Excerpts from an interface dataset
● ● ● ● ●

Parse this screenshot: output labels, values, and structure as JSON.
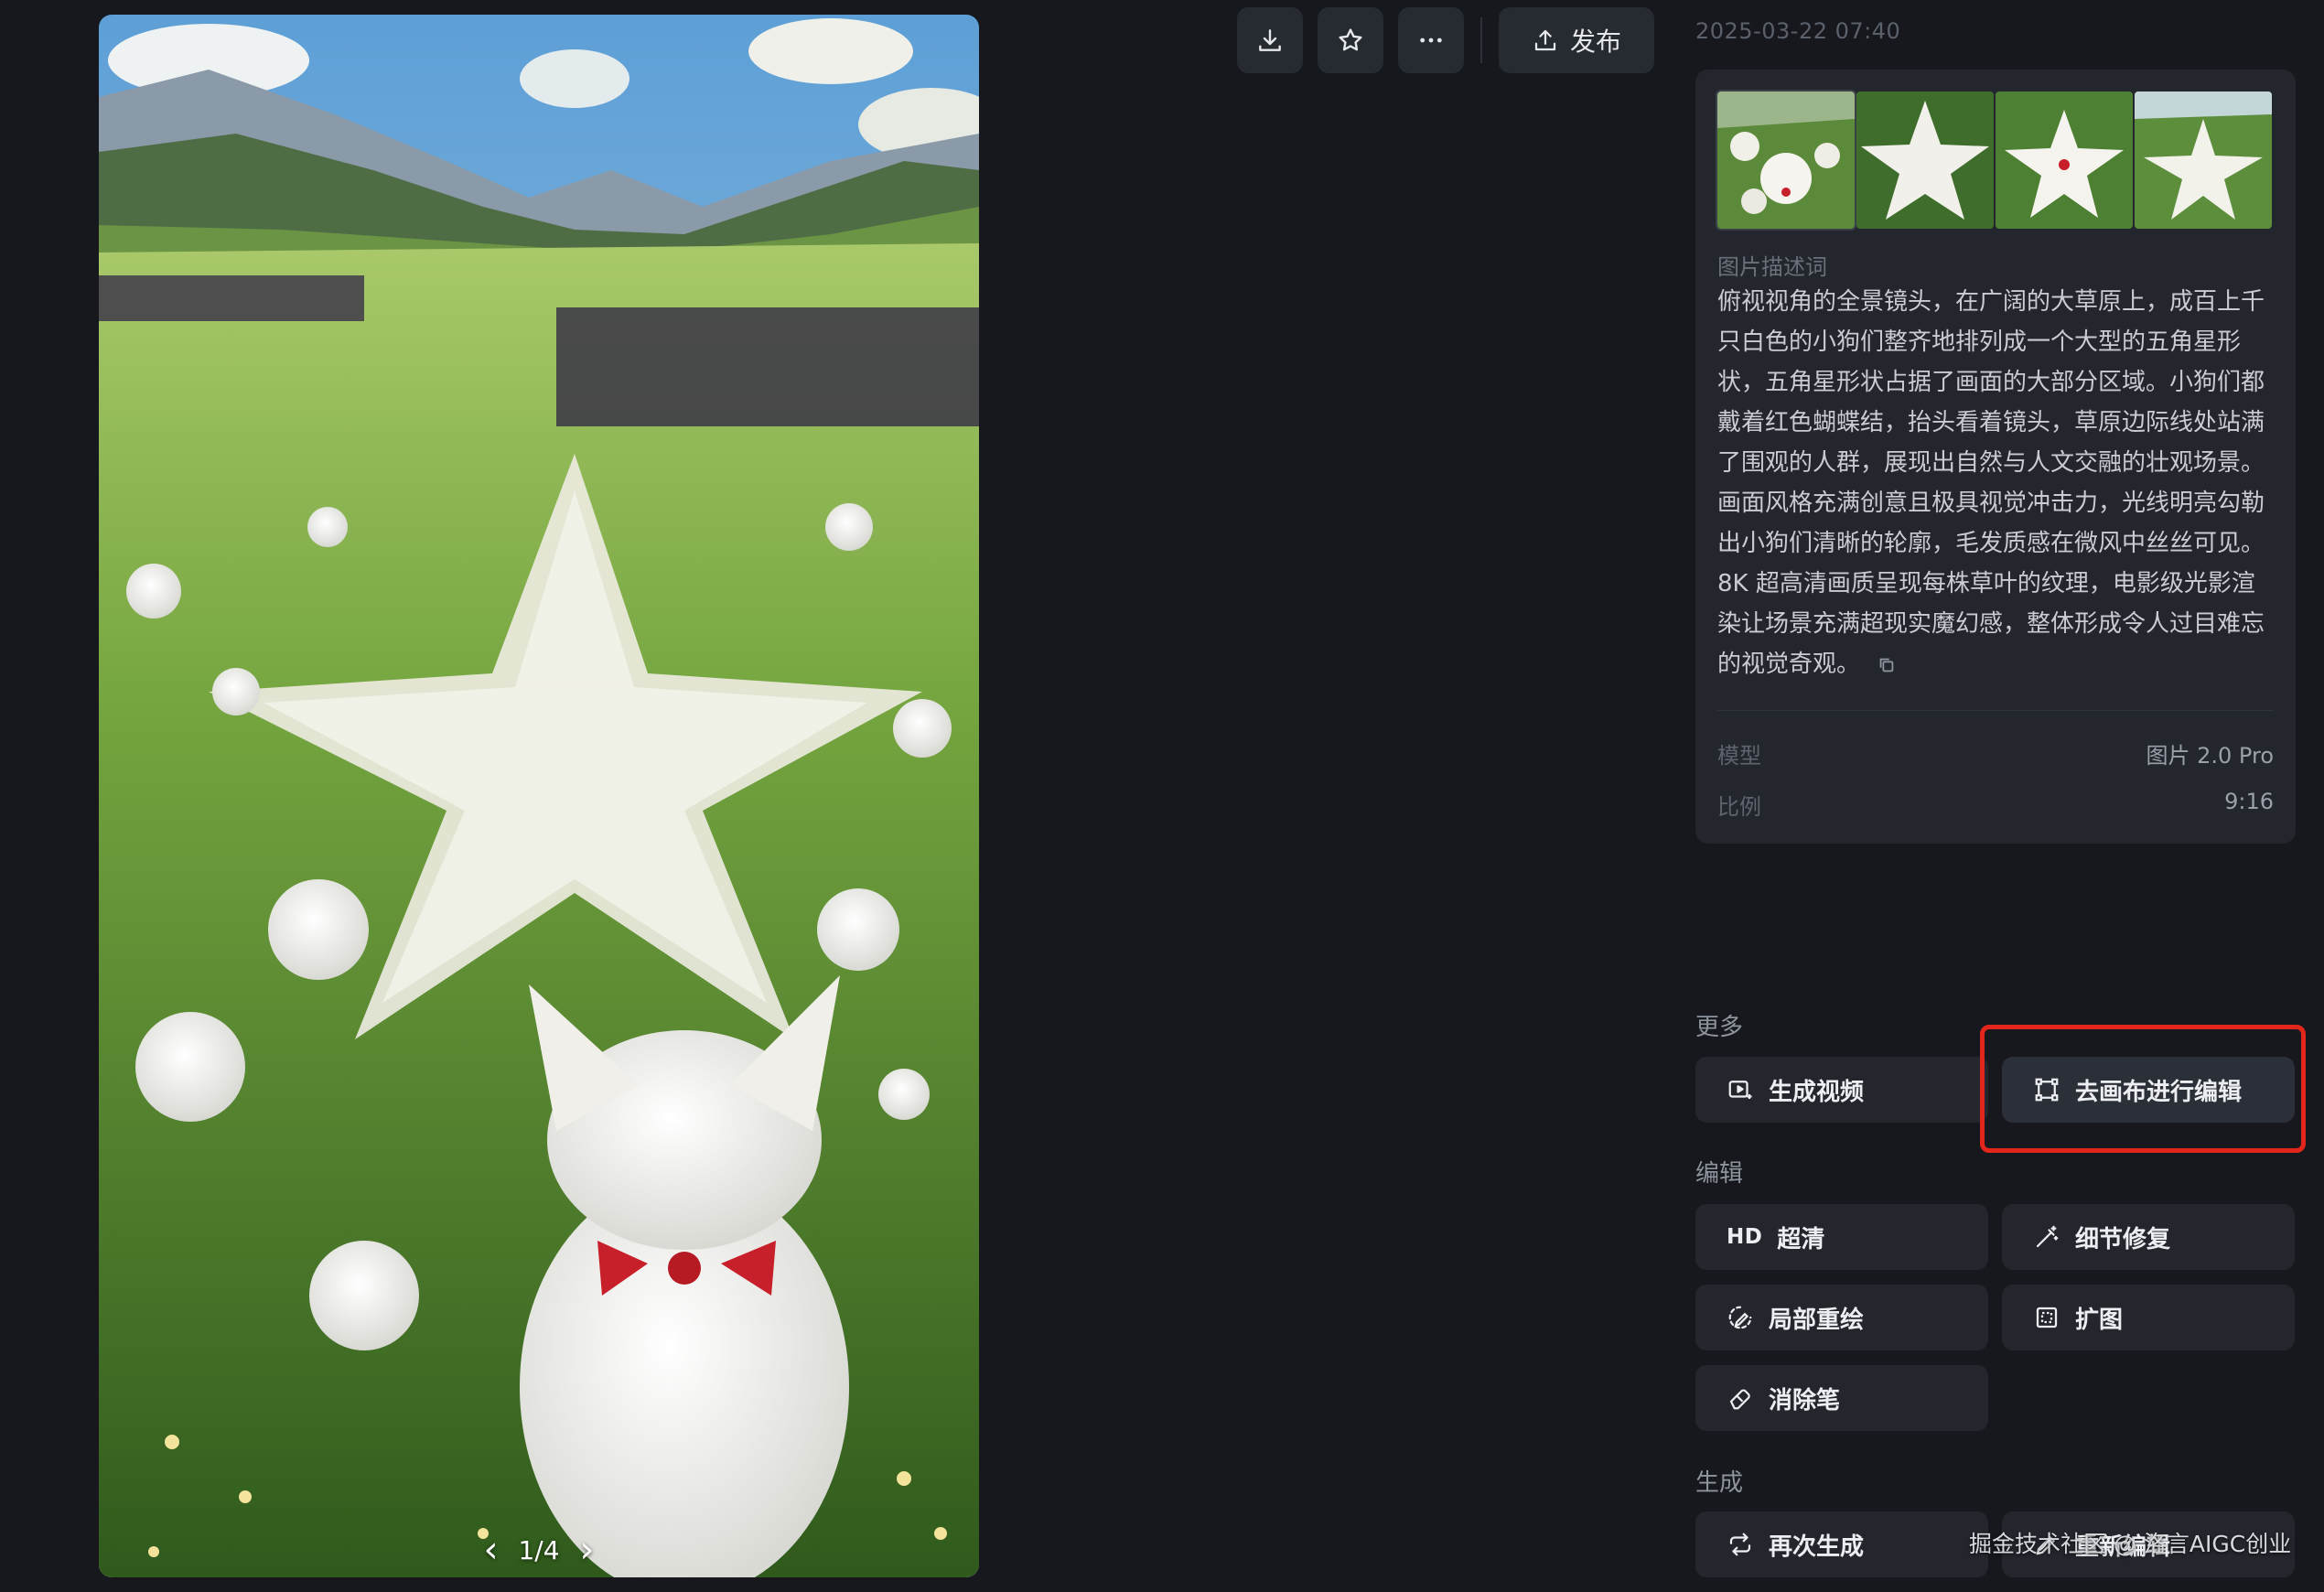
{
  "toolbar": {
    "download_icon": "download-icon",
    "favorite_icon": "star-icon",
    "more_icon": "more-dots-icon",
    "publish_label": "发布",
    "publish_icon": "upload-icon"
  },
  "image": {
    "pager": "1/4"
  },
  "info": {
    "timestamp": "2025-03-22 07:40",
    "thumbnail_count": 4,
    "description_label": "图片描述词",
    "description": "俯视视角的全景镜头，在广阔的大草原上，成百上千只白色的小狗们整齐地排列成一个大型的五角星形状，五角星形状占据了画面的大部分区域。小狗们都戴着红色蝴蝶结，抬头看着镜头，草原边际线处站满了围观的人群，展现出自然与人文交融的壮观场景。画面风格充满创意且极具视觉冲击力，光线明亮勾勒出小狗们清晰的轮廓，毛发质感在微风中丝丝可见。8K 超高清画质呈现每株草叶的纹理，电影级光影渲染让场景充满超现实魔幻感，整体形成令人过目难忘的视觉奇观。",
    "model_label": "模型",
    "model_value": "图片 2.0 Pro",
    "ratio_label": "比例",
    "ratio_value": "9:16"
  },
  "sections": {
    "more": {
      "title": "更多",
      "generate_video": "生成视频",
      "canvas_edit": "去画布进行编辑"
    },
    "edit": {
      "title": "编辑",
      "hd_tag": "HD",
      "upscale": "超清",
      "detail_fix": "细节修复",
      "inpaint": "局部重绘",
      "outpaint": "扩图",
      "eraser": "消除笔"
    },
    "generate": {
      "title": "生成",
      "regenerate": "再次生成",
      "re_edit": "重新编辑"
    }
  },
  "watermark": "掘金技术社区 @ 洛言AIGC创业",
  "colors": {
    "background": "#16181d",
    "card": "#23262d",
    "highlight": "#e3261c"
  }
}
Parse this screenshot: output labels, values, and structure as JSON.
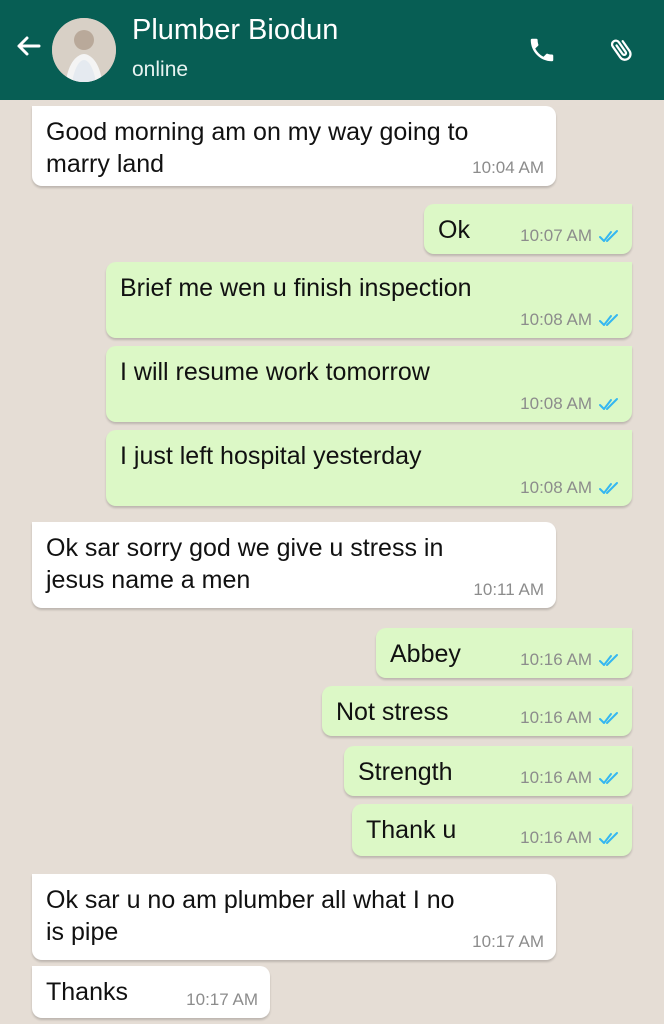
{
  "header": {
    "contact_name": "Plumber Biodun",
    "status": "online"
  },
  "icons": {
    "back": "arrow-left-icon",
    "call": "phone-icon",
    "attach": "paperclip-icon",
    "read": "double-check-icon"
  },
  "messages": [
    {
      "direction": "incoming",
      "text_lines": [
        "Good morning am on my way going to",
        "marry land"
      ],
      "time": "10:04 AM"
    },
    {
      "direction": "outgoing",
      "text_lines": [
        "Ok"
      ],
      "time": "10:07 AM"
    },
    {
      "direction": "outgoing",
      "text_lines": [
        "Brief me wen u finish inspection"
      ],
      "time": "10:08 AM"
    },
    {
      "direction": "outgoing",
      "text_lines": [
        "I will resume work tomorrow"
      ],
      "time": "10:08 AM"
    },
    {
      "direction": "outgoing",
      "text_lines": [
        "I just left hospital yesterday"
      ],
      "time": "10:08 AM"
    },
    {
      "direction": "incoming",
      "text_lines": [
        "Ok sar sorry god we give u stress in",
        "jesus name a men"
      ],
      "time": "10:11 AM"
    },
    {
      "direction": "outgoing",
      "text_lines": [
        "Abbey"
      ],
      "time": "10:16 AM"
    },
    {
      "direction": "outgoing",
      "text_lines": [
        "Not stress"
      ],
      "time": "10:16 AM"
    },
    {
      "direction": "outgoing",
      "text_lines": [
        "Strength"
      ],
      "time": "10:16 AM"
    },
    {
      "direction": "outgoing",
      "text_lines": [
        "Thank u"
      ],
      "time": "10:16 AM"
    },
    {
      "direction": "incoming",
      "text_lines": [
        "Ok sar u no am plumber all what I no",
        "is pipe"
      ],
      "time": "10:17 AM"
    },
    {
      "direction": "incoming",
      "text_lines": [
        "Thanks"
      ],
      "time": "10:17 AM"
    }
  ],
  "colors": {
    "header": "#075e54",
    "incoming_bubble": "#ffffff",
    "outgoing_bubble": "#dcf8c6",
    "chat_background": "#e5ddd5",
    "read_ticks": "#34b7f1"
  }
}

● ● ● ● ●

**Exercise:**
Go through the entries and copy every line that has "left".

**Task response:**
    "back": "arrow-left-icon",
        "I just left hospital yesterday"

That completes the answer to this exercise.